#### [Activity]
Take each line of the records below that contains the string "BodyScan" and copy it.

Data about app and page elements:
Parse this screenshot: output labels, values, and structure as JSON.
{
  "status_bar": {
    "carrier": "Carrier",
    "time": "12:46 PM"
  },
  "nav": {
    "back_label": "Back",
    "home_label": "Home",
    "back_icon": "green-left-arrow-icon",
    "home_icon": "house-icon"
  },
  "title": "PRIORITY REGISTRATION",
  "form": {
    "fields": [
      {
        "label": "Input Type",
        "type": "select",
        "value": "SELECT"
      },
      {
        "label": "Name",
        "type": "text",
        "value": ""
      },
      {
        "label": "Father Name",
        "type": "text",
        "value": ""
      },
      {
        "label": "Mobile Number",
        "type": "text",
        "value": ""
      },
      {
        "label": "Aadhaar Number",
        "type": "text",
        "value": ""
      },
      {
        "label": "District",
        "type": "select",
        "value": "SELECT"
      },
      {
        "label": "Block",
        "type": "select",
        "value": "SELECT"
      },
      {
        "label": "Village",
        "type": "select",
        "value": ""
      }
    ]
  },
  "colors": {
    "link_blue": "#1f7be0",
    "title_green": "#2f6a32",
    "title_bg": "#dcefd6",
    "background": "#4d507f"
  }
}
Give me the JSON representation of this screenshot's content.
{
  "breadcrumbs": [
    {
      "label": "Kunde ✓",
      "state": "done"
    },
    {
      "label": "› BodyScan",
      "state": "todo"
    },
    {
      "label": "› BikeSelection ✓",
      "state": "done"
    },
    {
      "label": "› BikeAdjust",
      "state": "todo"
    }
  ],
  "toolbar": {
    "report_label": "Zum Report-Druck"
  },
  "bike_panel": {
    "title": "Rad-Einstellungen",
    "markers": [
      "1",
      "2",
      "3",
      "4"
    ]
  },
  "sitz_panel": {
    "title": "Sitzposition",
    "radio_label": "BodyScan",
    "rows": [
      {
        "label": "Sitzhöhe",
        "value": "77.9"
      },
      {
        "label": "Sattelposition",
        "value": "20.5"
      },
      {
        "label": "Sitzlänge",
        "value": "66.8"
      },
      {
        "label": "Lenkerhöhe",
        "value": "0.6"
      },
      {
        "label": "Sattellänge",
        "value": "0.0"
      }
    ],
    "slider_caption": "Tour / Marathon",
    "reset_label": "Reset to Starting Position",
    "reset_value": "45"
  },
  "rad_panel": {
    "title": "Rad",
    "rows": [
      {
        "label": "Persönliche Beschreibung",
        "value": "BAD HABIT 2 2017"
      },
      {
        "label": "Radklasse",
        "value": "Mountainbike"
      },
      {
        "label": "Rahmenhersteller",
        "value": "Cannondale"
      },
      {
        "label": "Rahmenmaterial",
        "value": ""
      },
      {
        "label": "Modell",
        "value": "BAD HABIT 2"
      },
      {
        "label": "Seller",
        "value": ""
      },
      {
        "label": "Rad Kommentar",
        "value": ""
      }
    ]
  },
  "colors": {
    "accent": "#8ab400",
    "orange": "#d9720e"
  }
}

#### [Output below]
      "label": "› BodyScan",
    "radio_label": "BodyScan",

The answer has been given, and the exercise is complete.